[TASK DESCRIPTION] Your answer should contain each record from the listing, repeated exactly.

[EXTRACTED MATERIAL]
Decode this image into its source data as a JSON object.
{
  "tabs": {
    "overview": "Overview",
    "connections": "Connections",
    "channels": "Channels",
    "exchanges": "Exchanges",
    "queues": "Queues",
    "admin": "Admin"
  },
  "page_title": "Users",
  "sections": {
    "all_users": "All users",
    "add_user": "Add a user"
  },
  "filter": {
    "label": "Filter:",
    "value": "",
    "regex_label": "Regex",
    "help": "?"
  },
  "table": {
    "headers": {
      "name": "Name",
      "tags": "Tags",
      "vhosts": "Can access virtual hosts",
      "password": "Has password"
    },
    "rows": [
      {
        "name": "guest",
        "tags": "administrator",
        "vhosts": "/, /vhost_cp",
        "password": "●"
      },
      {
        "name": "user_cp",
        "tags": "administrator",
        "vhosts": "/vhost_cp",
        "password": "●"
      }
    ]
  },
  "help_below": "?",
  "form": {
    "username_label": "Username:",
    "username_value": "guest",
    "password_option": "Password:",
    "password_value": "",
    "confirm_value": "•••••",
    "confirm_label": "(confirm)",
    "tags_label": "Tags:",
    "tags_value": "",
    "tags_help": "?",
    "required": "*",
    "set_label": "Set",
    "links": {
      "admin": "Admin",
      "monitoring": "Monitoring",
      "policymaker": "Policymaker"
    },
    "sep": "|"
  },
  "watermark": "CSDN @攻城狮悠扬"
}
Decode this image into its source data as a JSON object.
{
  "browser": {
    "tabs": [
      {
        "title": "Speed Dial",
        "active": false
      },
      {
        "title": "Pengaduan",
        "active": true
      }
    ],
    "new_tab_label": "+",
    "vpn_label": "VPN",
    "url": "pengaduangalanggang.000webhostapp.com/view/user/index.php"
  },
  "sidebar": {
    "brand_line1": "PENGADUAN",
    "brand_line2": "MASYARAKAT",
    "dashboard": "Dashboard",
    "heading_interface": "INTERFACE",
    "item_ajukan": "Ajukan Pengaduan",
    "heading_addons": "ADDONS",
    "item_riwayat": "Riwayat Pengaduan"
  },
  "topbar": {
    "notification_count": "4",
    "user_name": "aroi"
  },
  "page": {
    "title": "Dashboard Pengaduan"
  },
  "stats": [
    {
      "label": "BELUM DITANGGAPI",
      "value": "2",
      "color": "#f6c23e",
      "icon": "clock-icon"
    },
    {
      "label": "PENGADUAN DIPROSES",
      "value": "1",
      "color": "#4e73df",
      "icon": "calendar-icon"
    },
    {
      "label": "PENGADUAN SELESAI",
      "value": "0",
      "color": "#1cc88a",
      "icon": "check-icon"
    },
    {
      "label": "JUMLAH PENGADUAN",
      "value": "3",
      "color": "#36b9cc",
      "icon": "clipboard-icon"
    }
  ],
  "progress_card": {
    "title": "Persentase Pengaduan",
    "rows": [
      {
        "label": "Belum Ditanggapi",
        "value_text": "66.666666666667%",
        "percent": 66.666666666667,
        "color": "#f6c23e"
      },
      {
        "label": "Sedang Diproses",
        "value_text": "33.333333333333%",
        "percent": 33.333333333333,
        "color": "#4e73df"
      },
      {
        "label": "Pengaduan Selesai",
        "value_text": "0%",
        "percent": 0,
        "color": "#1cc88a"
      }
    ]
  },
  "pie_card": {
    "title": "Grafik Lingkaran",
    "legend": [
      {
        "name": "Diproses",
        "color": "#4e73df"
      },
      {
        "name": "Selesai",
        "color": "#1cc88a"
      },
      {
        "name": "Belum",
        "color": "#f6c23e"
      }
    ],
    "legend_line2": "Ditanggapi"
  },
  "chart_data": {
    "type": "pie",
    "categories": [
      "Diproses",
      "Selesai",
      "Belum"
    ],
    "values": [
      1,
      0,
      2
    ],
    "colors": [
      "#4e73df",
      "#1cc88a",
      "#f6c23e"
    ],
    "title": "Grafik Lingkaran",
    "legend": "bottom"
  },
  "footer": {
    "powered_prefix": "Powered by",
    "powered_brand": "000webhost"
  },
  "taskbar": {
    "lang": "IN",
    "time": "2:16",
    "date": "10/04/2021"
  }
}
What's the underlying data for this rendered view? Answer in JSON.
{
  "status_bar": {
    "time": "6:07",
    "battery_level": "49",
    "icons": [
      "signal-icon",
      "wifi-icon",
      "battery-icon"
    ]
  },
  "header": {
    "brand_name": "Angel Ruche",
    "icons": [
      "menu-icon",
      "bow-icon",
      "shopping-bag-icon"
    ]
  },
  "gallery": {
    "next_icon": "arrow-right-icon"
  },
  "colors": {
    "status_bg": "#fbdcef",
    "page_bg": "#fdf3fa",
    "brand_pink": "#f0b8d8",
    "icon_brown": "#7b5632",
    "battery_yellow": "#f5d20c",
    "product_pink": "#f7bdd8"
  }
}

[EXERCISE RESPONSE]
Decode this image into its source data as a JSON object.
{
  "tabs": {
    "overview": "Overview",
    "connections": "Connections",
    "channels": "Channels",
    "exchanges": "Exchanges",
    "queues": "Queues",
    "admin": "Admin"
  },
  "page_title": "Users",
  "sections": {
    "all_users": "All users",
    "add_user": "Add a user"
  },
  "filter": {
    "label": "Filter:",
    "value": "",
    "regex_label": "Regex",
    "help": "?"
  },
  "table": {
    "headers": {
      "name": "Name",
      "tags": "Tags",
      "vhosts": "Can access virtual hosts",
      "password": "Has password"
    },
    "rows": [
      {
        "name": "guest",
        "tags": "administrator",
        "vhosts": "/, /vhost_cp",
        "password": "●"
      },
      {
        "name": "user_cp",
        "tags": "administrator",
        "vhosts": "/vhost_cp",
        "password": "●"
      }
    ]
  },
  "help_below": "?",
  "form": {
    "username_label": "Username:",
    "username_value": "guest",
    "password_option": "Password:",
    "password_value": "",
    "confirm_value": "•••••",
    "confirm_label": "(confirm)",
    "tags_label": "Tags:",
    "tags_value": "",
    "tags_help": "?",
    "required": "*",
    "set_label": "Set",
    "links": {
      "admin": "Admin",
      "monitoring": "Monitoring",
      "policymaker": "Policymaker"
    },
    "sep": "|"
  },
  "watermark": "CSDN @攻城狮悠扬"
}
Decode this image into its source data as a JSON object.
{
  "browser": {
    "tabs": [
      {
        "title": "Speed Dial",
        "active": false
      },
      {
        "title": "Pengaduan",
        "active": true
      }
    ],
    "new_tab_label": "+",
    "vpn_label": "VPN",
    "url": "pengaduangalanggang.000webhostapp.com/view/user/index.php"
  },
  "sidebar": {
    "brand_line1": "PENGADUAN",
    "brand_line2": "MASYARAKAT",
    "dashboard": "Dashboard",
    "heading_interface": "INTERFACE",
    "item_ajukan": "Ajukan Pengaduan",
    "heading_addons": "ADDONS",
    "item_riwayat": "Riwayat Pengaduan"
  },
  "topbar": {
    "notification_count": "4",
    "user_name": "aroi"
  },
  "page": {
    "title": "Dashboard Pengaduan"
  },
  "stats": [
    {
      "label": "BELUM DITANGGAPI",
      "value": "2",
      "color": "#f6c23e",
      "icon": "clock-icon"
    },
    {
      "label": "PENGADUAN DIPROSES",
      "value": "1",
      "color": "#4e73df",
      "icon": "calendar-icon"
    },
    {
      "label": "PENGADUAN SELESAI",
      "value": "0",
      "color": "#1cc88a",
      "icon": "check-icon"
    },
    {
      "label": "JUMLAH PENGADUAN",
      "value": "3",
      "color": "#36b9cc",
      "icon": "clipboard-icon"
    }
  ],
  "progress_card": {
    "title": "Persentase Pengaduan",
    "rows": [
      {
        "label": "Belum Ditanggapi",
        "value_text": "66.666666666667%",
        "percent": 66.666666666667,
        "color": "#f6c23e"
      },
      {
        "label": "Sedang Diproses",
        "value_text": "33.333333333333%",
        "percent": 33.333333333333,
        "color": "#4e73df"
      },
      {
        "label": "Pengaduan Selesai",
        "value_text": "0%",
        "percent": 0,
        "color": "#1cc88a"
      }
    ]
  },
  "pie_card": {
    "title": "Grafik Lingkaran",
    "legend": [
      {
        "name": "Diproses",
        "color": "#4e73df"
      },
      {
        "name": "Selesai",
        "color": "#1cc88a"
      },
      {
        "name": "Belum",
        "color": "#f6c23e"
      }
    ],
    "legend_line2": "Ditanggapi"
  },
  "chart_data": {
    "type": "pie",
    "categories": [
      "Diproses",
      "Selesai",
      "Belum"
    ],
    "values": [
      1,
      0,
      2
    ],
    "colors": [
      "#4e73df",
      "#1cc88a",
      "#f6c23e"
    ],
    "title": "Grafik Lingkaran",
    "legend": "bottom"
  },
  "footer": {
    "powered_prefix": "Powered by",
    "powered_brand": "000webhost"
  },
  "taskbar": {
    "lang": "IN",
    "time": "2:16",
    "date": "10/04/2021"
  }
}
What's the underlying data for this rendered view? Answer in JSON.
{
  "status_bar": {
    "time": "6:07",
    "battery_level": "49",
    "icons": [
      "signal-icon",
      "wifi-icon",
      "battery-icon"
    ]
  },
  "header": {
    "brand_name": "Angel Ruche",
    "icons": [
      "menu-icon",
      "bow-icon",
      "shopping-bag-icon"
    ]
  },
  "gallery": {
    "next_icon": "arrow-right-icon"
  },
  "colors": {
    "status_bg": "#fbdcef",
    "page_bg": "#fdf3fa",
    "brand_pink": "#f0b8d8",
    "icon_brown": "#7b5632",
    "battery_yellow": "#f5d20c",
    "product_pink": "#f7bdd8"
  }
}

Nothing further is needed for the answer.